A month into the 2012 season, Beckham was suspended for 50 games for testing positive for a “drug of abuse” a second time, reportedly marijuana. He ended up having his worst professional season.
He rebounded in 2013, and he even earned his first major league cup of coffee. After the season, though, the 23 year old tore his ACL while working out. It caused him to miss the first half of the 2014 season when he could have been competing for a spot on the major league roster.
In 2015, Beckham returned to the majors for nearly the entire season, and that’s where he’s been ever since. For the next two seasons, he bounced around the infield in a utility role. In 438 plate appearances across the two seasons, he batted .234 with a .287 on-base percentage and 14 home runs.
The 2017 season is something I’m not sure anyone saw coming. Beckham ended up playing in 137 games and more than doubled his number of career plate appearances. For the first time as a major leaguer, he spent the large majority of his time in the field at shortstop.
However, a portion of that season did not come with the Rays. On July 31, the Rays made an unexpected trade, sending Beckham to the Orioles for pitching prospect Tobias Myers.
Beckham had been a contributor all season. At the time of the trade, the Rays were 54-52 and in the middle of the playoff race. Just over two weeks later, they found themselves 10 games behind the division-leading Red Sox and under .500.
Meanwhile, Beckham was thriving in Baltimore. Starting in his third game with the team, he hit a home run in three straight games. He had at least a hit in his first 12 games with a 1.488 OPS. He finished the season with career highs across the board offensively.
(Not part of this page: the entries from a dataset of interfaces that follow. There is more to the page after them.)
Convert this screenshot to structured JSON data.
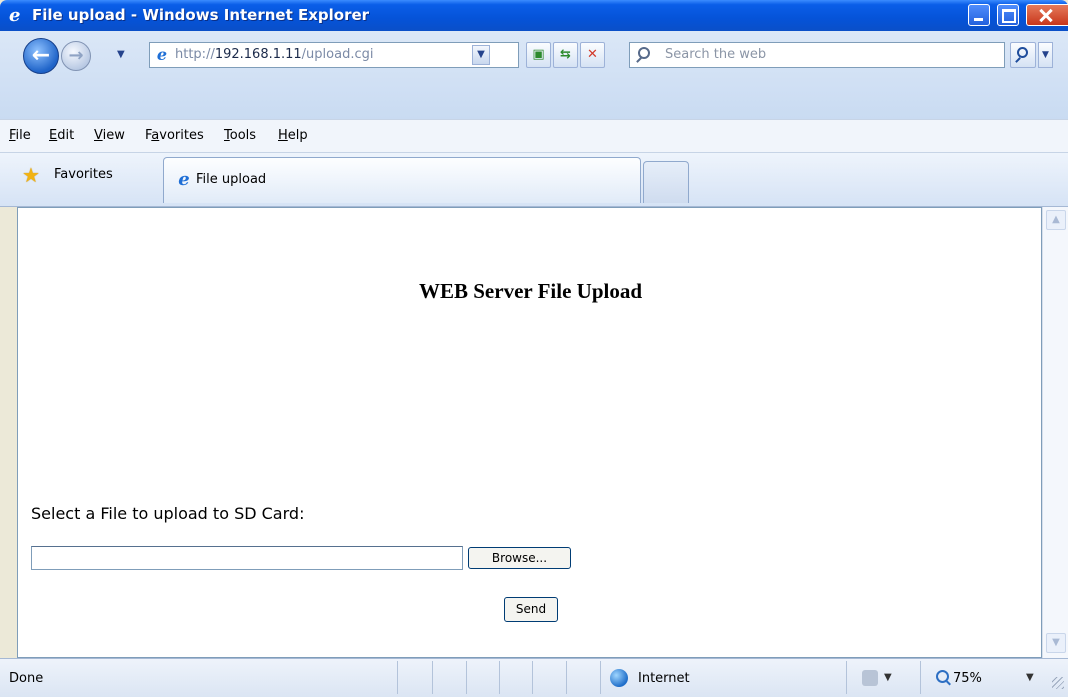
{
  "window": {
    "title": "File upload - Windows Internet Explorer"
  },
  "navigation": {
    "address": {
      "scheme": "http://",
      "host": "192.168.1.11",
      "path": "/upload.cgi"
    },
    "search": {
      "placeholder": "Search the web"
    }
  },
  "menubar": {
    "items": [
      {
        "accel": "F",
        "rest": "ile"
      },
      {
        "accel": "E",
        "rest": "dit"
      },
      {
        "accel": "V",
        "rest": "iew"
      },
      {
        "pre": "F",
        "accel": "a",
        "rest": "vorites"
      },
      {
        "accel": "T",
        "rest": "ools"
      },
      {
        "accel": "H",
        "rest": "elp"
      }
    ]
  },
  "favorites_bar": {
    "favorites_label": "Favorites",
    "tab_label": "File upload"
  },
  "page": {
    "heading": "WEB Server File Upload",
    "select_label": "Select a File to upload to SD Card:",
    "file_value": "",
    "browse_label": "Browse...",
    "send_label": "Send"
  },
  "statusbar": {
    "status": "Done",
    "zone": "Internet",
    "zoom": "75%"
  },
  "icons": {
    "ie_logo": "ie-logo-icon",
    "back": "back-arrow-icon",
    "forward": "forward-arrow-icon",
    "search": "search-icon",
    "favorites": "star-icon",
    "zone": "globe-icon",
    "zoom": "zoom-icon"
  },
  "colors": {
    "titlebar": "#0553d8",
    "close_button": "#c8361b",
    "chrome": "#d6e3f5"
  }
}
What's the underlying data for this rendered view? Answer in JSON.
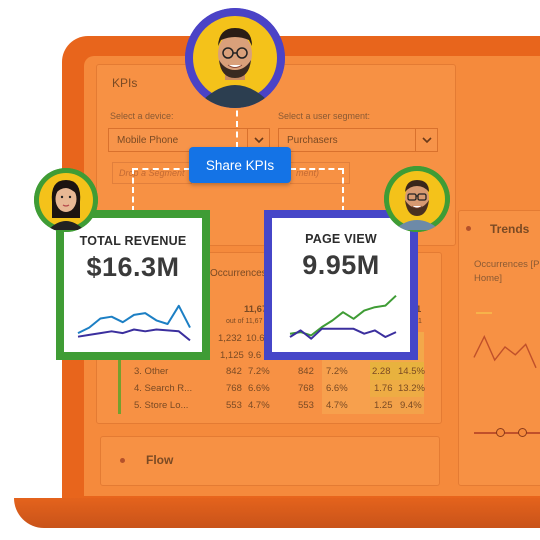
{
  "colors": {
    "laptop_frame": "#e8651c",
    "screen": "#f58a3c",
    "revenue_accent": "#3f9c35",
    "pageview_accent": "#4646c8",
    "share_button": "#1473e6"
  },
  "kpis_panel": {
    "title": "KPIs",
    "device_label": "Select a device:",
    "device_value": "Mobile Phone",
    "segment_label": "Select a user segment:",
    "segment_value": "Purchasers",
    "segment_placeholder_left": "Drop a Segment",
    "segment_placeholder_right": "ment)"
  },
  "share_button": {
    "label": "Share KPIs"
  },
  "revenue_card": {
    "label": "TOTAL REVENUE",
    "value": "$16.3M",
    "series": [
      {
        "name": "",
        "color": "#1c7fc4",
        "values": [
          12,
          18,
          28,
          30,
          24,
          32,
          34,
          26,
          22,
          42,
          18
        ]
      },
      {
        "name": "",
        "color": "#3b2f9e",
        "values": [
          8,
          10,
          12,
          14,
          12,
          16,
          14,
          16,
          15,
          14,
          4
        ]
      }
    ]
  },
  "pageview_card": {
    "label": "PAGE VIEW",
    "value": "9.95M",
    "series": [
      {
        "name": "",
        "color": "#3f9c35",
        "values": [
          10,
          12,
          8,
          18,
          26,
          36,
          28,
          38,
          42,
          44,
          56
        ]
      },
      {
        "name": "",
        "color": "#3b2f9e",
        "values": [
          6,
          14,
          4,
          16,
          16,
          16,
          16,
          10,
          14,
          6,
          12
        ]
      }
    ]
  },
  "table": {
    "occurrences_header": "Occurrences",
    "total_left": "11,67",
    "total_left_sub": "out of 11,67",
    "total_right": "1",
    "total_right_sub": "1",
    "rows": [
      {
        "name": "",
        "a": "1,232",
        "b": "10.6",
        "c": "",
        "d": "",
        "e": "",
        "f": ""
      },
      {
        "name": "",
        "a": "1,125",
        "b": "9.6",
        "c": "",
        "d": "",
        "e": "",
        "f": ""
      },
      {
        "name": "3. Other",
        "a": "842",
        "b": "7.2%",
        "c": "842",
        "d": "7.2%",
        "e": "2.28",
        "f": "14.5%"
      },
      {
        "name": "4. Search R...",
        "a": "768",
        "b": "6.6%",
        "c": "768",
        "d": "6.6%",
        "e": "1.76",
        "f": "13.2%"
      },
      {
        "name": "5. Store Lo...",
        "a": "553",
        "b": "4.7%",
        "c": "553",
        "d": "4.7%",
        "e": "1.25",
        "f": "9.4%"
      }
    ]
  },
  "trends_panel": {
    "title": "Trends",
    "subtitle": "Occurrences [P Home]",
    "values": [
      22,
      38,
      20,
      30,
      24,
      32,
      14
    ]
  },
  "flow_panel": {
    "title": "Flow"
  },
  "avatars": {
    "top": "avatar-man-glasses",
    "left": "avatar-woman",
    "right": "avatar-man-beard"
  }
}
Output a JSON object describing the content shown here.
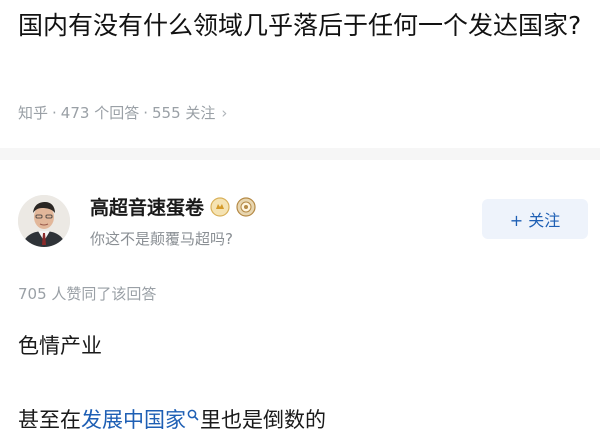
{
  "question": {
    "title": "国内有没有什么领域几乎落后于任何一个发达国家?",
    "source": "知乎",
    "answers_count": "473 个回答",
    "followers_count": "555 关注",
    "separator": "·",
    "chevron": "›"
  },
  "answer": {
    "author_name": "高超音速蛋卷",
    "author_bio": "你这不是颠覆马超吗?",
    "follow_label": "+ 关注",
    "agree_text": "705 人赞同了该回答",
    "paragraph_1": "色情产业",
    "paragraph_2_before": "甚至在",
    "paragraph_2_link": "发展中国家",
    "paragraph_2_after": "里也是倒数的"
  },
  "colors": {
    "link": "#1e5fb4",
    "meta": "#9aa0a6",
    "follow_bg": "#eef3fb"
  }
}
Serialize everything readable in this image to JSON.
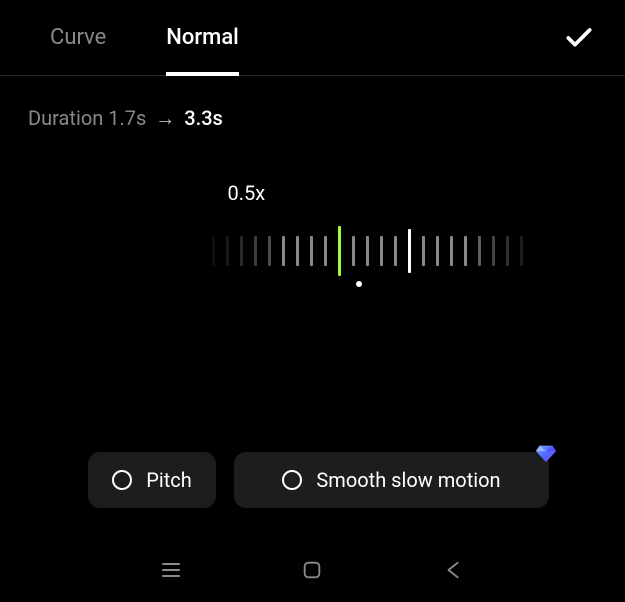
{
  "tabs": {
    "curve": "Curve",
    "normal": "Normal",
    "active": "normal"
  },
  "duration": {
    "label": "Duration",
    "from": "1.7s",
    "to": "3.3s"
  },
  "speed": {
    "value_label": "0.5x",
    "value": 0.5
  },
  "options": {
    "pitch": {
      "label": "Pitch",
      "checked": false
    },
    "smooth": {
      "label": "Smooth slow motion",
      "checked": false,
      "premium": true
    }
  },
  "icons": {
    "confirm": "check-icon",
    "gem": "premium-gem-icon",
    "nav_recent": "recent-apps-icon",
    "nav_home": "home-icon",
    "nav_back": "back-icon"
  }
}
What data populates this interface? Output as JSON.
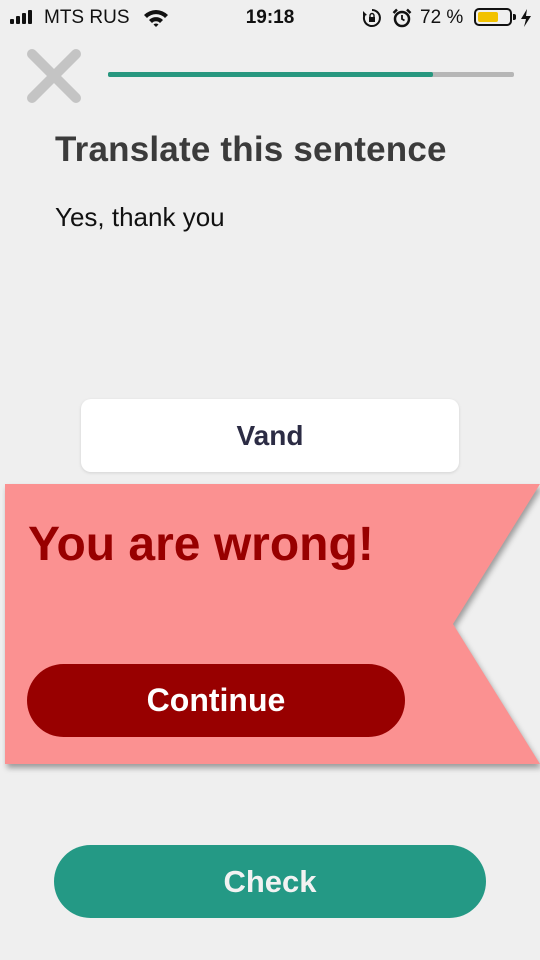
{
  "status_bar": {
    "carrier": "MTS RUS",
    "time": "19:18",
    "battery_percent": "72 %",
    "battery_level": 0.72,
    "icons": [
      "signal-icon",
      "wifi-icon",
      "rotation-lock-icon",
      "alarm-icon",
      "battery-icon",
      "charging-icon"
    ]
  },
  "header": {
    "close_icon": "close-icon",
    "progress": 0.8,
    "progress_color": "#27977f"
  },
  "exercise": {
    "instruction": "Translate this sentence",
    "sentence": "Yes, thank you",
    "answer": "Vand"
  },
  "feedback": {
    "message": "You are wrong!",
    "continue_label": "Continue",
    "background_color": "#fb9191",
    "accent_color": "#980000"
  },
  "footer": {
    "check_label": "Check",
    "check_color": "#249985"
  }
}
Beckham turns 28 years old later this month. He exited the organization in a controversial trade after beginning his professional career as a controversial draft pick among fans. It took quite a bit of time, but his power potential finally developed. He’s never going to be the superstar people hoped for with a No. 1 pick, but he has prime years of his life left, and he looks like a big league contributor.